Victoria Agave (Agave victoria-reginae) parent plant and pups.
This is another of my favorite Agaves.  How many pups can you see coming up from the larger parent plant?  I count 3 pups, but there is actually another that is not in the photo.  This Agave is also highly prized and expensive.  Victoria Agave do not often produce pups, so I am very thankful that mine has been nice enough to give me 4.
Agave lophantha with two pups.
Agave reproduce in two ways.  One is by flowering at the end of their lifetime.  The other way happens earlier in the Agave’s life span and that is by producing offsets called ‘pups’.  The Agave sends out runners underground that produce the pups.  The pups can be located right up next to the parent Agave or a few feet away.
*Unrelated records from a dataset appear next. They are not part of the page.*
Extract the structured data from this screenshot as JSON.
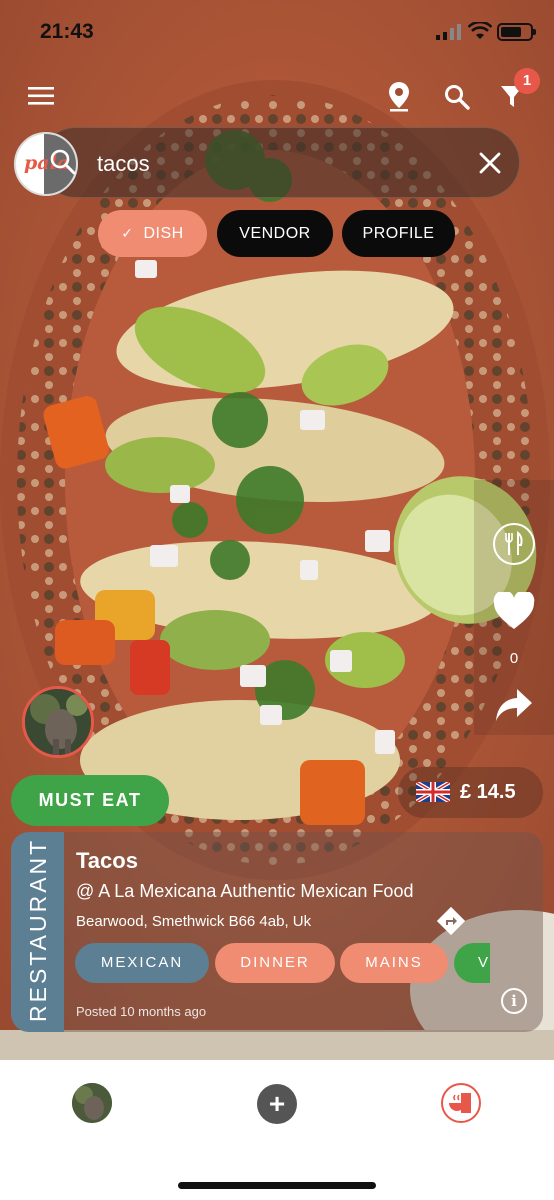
{
  "status_bar": {
    "time": "21:43"
  },
  "top_nav": {
    "filter_badge": "1"
  },
  "search": {
    "query": "tacos"
  },
  "filter_chips": [
    {
      "label": "DISH",
      "selected": true
    },
    {
      "label": "VENDOR",
      "selected": false
    },
    {
      "label": "PROFILE",
      "selected": false
    }
  ],
  "post": {
    "likes": "0",
    "must_eat_label": "MUST EAT",
    "price": "£ 14.5",
    "category": "RESTAURANT",
    "dish_name": "Tacos",
    "vendor": "@ A La Mexicana Authentic Mexican Food",
    "address": "Bearwood, Smethwick B66 4ab, Uk",
    "tags": [
      "MEXICAN",
      "DINNER",
      "MAINS",
      "V"
    ],
    "posted": "Posted 10 months ago"
  },
  "colors": {
    "accent": "#ef8c72",
    "green": "#3fa447",
    "slate": "#5c7f93",
    "badge": "#e8584a"
  },
  "icons": [
    "menu-icon",
    "location-pin-icon",
    "search-icon",
    "filter-icon",
    "close-icon",
    "utensils-icon",
    "heart-icon",
    "share-icon",
    "directions-icon",
    "info-icon",
    "add-icon"
  ]
}
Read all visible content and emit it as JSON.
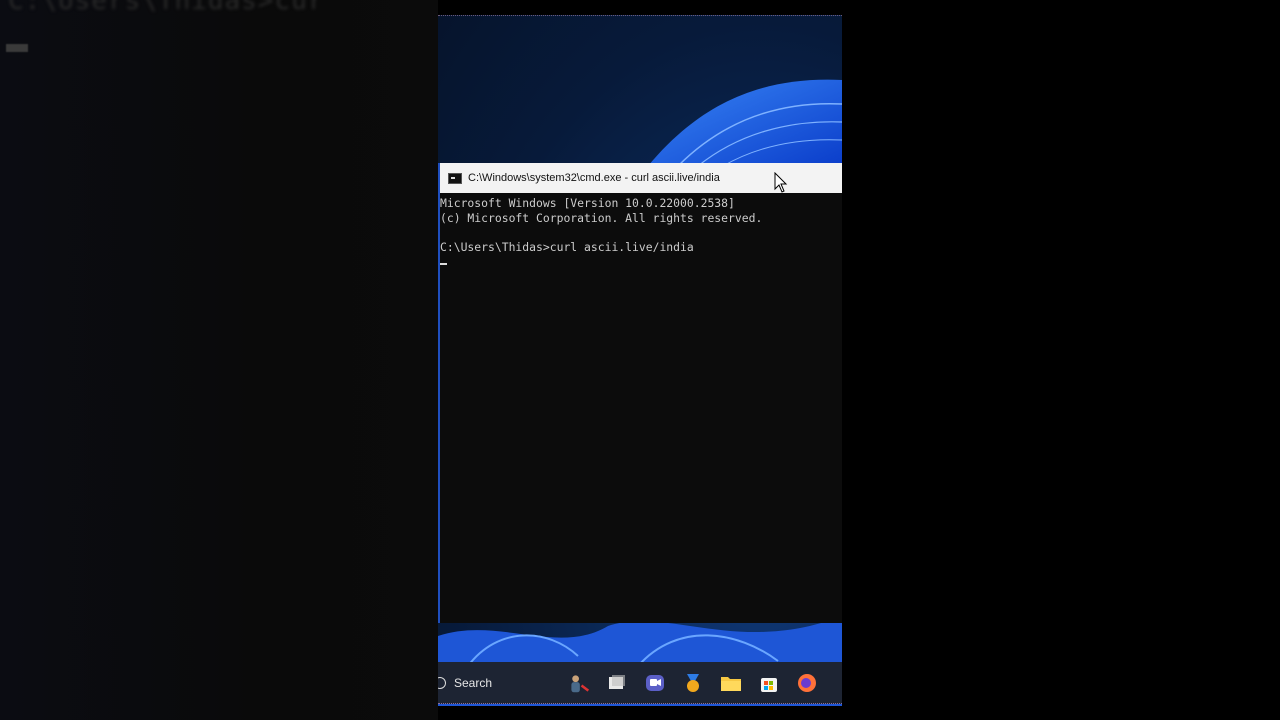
{
  "background": {
    "blurred_text": "C:\\Users\\Thidas>cur"
  },
  "window": {
    "title": "C:\\Windows\\system32\\cmd.exe - curl  ascii.live/india",
    "console_lines": [
      "Microsoft Windows [Version 10.0.22000.2538]",
      "(c) Microsoft Corporation. All rights reserved.",
      "",
      "C:\\Users\\Thidas>curl ascii.live/india"
    ]
  },
  "taskbar": {
    "search_label": "Search",
    "icons": [
      "widgets-icon",
      "task-view-icon",
      "chat-icon",
      "medal-app-icon",
      "file-explorer-icon",
      "store-icon",
      "firefox-icon"
    ]
  },
  "colors": {
    "console_bg": "#0c0c0c",
    "console_text": "#cccccc",
    "titlebar": "#f3f3f3",
    "taskbar": "#1d2433",
    "accent": "#1f4fbf"
  }
}
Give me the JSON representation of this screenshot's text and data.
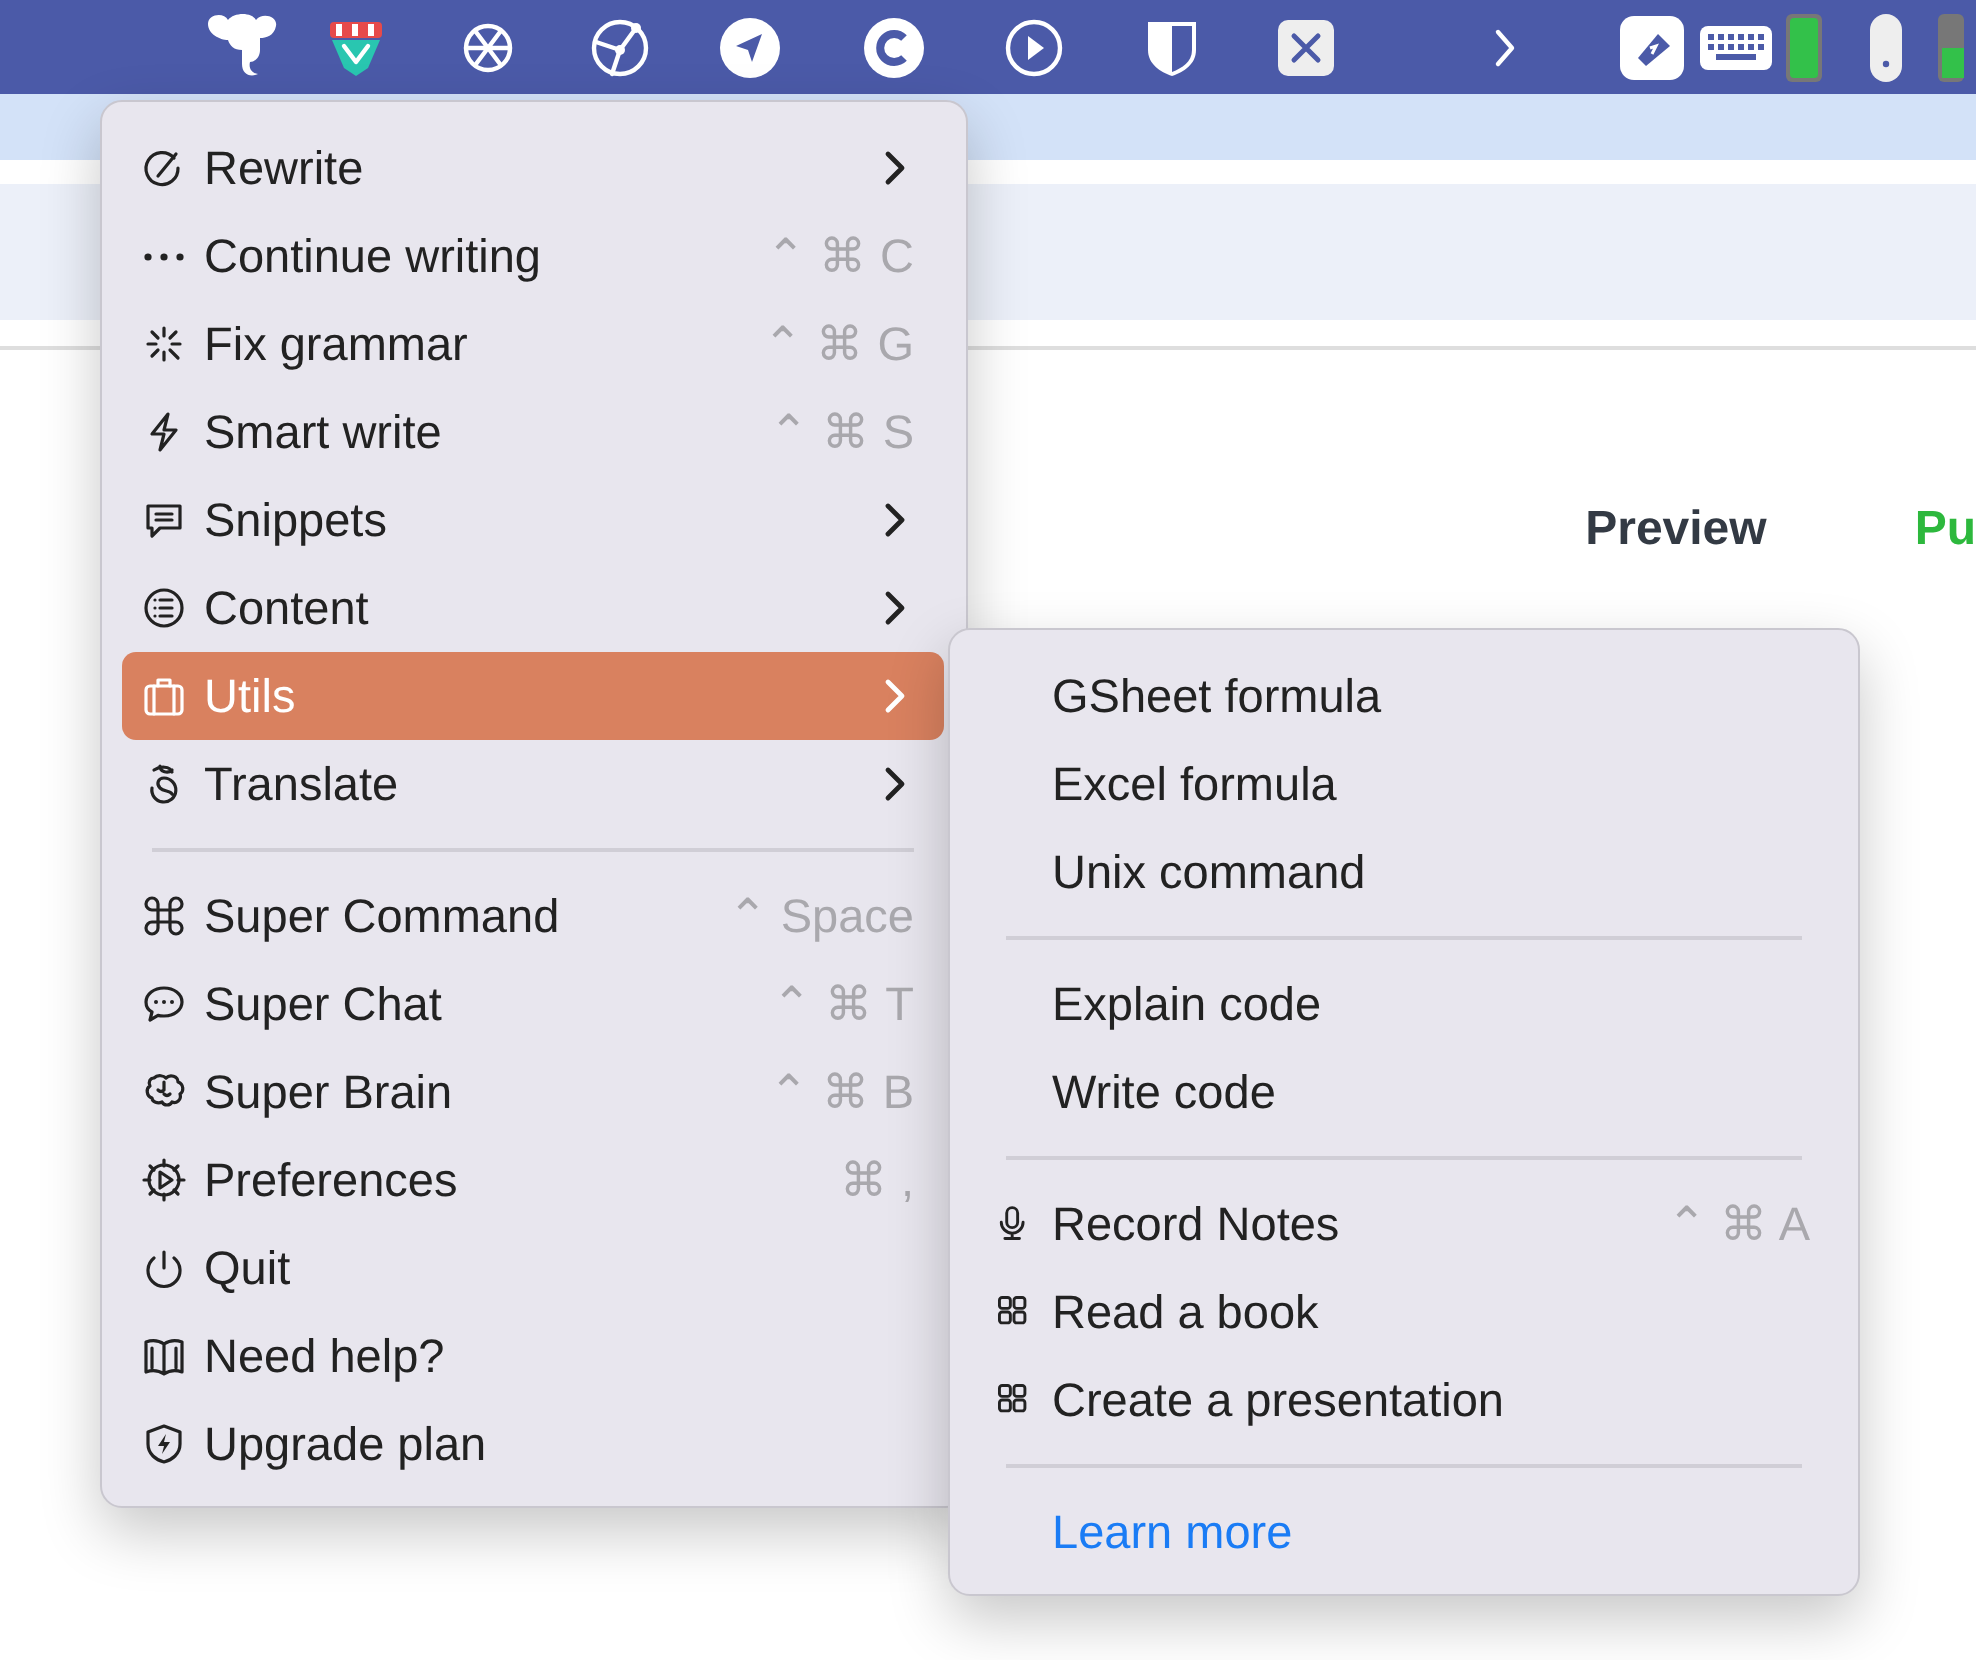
{
  "page": {
    "actions": [
      {
        "label": "Preview",
        "kind": "secondary"
      },
      {
        "label": "Pu",
        "kind": "primary"
      }
    ]
  },
  "menu": {
    "items": [
      {
        "kind": "item",
        "label": "Rewrite",
        "submenu": true,
        "selected": false
      },
      {
        "kind": "item",
        "label": "Continue writing",
        "shortcut": "⌃ ⌘ C",
        "selected": false
      },
      {
        "kind": "item",
        "label": "Fix grammar",
        "shortcut": "⌃ ⌘ G",
        "selected": false
      },
      {
        "kind": "item",
        "label": "Smart write",
        "shortcut": "⌃ ⌘ S",
        "selected": false
      },
      {
        "kind": "item",
        "label": "Snippets",
        "submenu": true,
        "selected": false
      },
      {
        "kind": "item",
        "label": "Content",
        "submenu": true,
        "selected": false
      },
      {
        "kind": "item",
        "label": "Utils",
        "submenu": true,
        "selected": true
      },
      {
        "kind": "item",
        "label": "Translate",
        "submenu": true,
        "selected": false
      },
      {
        "kind": "separator"
      },
      {
        "kind": "item",
        "label": "Super Command",
        "shortcut": "⌃ Space",
        "selected": false
      },
      {
        "kind": "item",
        "label": "Super Chat",
        "shortcut": "⌃ ⌘ T",
        "selected": false
      },
      {
        "kind": "item",
        "label": "Super Brain",
        "shortcut": "⌃ ⌘ B",
        "selected": false
      },
      {
        "kind": "item",
        "label": "Preferences",
        "shortcut": "⌘ ,",
        "selected": false
      },
      {
        "kind": "item",
        "label": "Quit",
        "selected": false
      },
      {
        "kind": "item",
        "label": "Need help?",
        "selected": false
      },
      {
        "kind": "item",
        "label": "Upgrade plan",
        "selected": false
      }
    ]
  },
  "submenu": {
    "items": [
      {
        "kind": "item",
        "label": "GSheet formula",
        "selected": false
      },
      {
        "kind": "item",
        "label": "Excel formula",
        "selected": false
      },
      {
        "kind": "item",
        "label": "Unix command",
        "selected": false
      },
      {
        "kind": "separator"
      },
      {
        "kind": "item",
        "label": "Explain code",
        "selected": false
      },
      {
        "kind": "item",
        "label": "Write code",
        "selected": false
      },
      {
        "kind": "separator"
      },
      {
        "kind": "item",
        "label": "Record Notes",
        "shortcut": "⌃ ⌘ A",
        "selected": false
      },
      {
        "kind": "item",
        "label": "Read a book",
        "selected": false
      },
      {
        "kind": "item",
        "label": "Create a presentation",
        "selected": false
      },
      {
        "kind": "separator"
      },
      {
        "kind": "link",
        "label": "Learn more"
      }
    ]
  }
}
Agave macroacantha with many pups growing around it.
To remove, carefully expose the runner and cut with pruning shears or a sharp knife works well too.  Before planting, the Agave pup needs to form a callus on the bottom, so place in a shady, dry spot for at least a week before planting.  Agave pups can be planted out in the garden or placed in a container.  Even better, you can give some to your friends.
Personally, I would do this in the spring or fall and avoid the hot summer months as this can add more stress as the Agave pup is struggling to grow roots to absorb water.  But, that being said, Agave pups can be planted year-round.
Agave americana with pups.
When most people think of Agave, they think of Agave americana (above).  I do love the blue-gray leaves, but I stay away from using this particular Agave because they produce large amounts of pups.  This leads to a lot of maintenance as the pups need to be removed frequently or they quickly become an overgrown mess.  I have worked with many clients who have ended up pulling out their Agave americana for this very reason. 
Agave desmettiana with two large pups.
This Agave started life as a pup and was transplanted 4 years ago. 
It’s parent Agave flowered 3 years ago and died.
 Okay, I admit, I am not the most organized gardener.  I should have taken these large pups (on the right) and transplanted them last year.  But, I promise I will as soon as it warms up.  So, please do not wait to do this as long as I did.  Agave pups do best when planted when they are small.
Agave desmettiana, (above), is a nice alternative to Agave americana as it grows large, but does not produce too many pups.  It also has smoother edges in contrast to Agave americana. 
Now, this photo does not have anything to do with this post, but my dog, Missy, loves to take advantage of any photo opportunities. 

As does my son…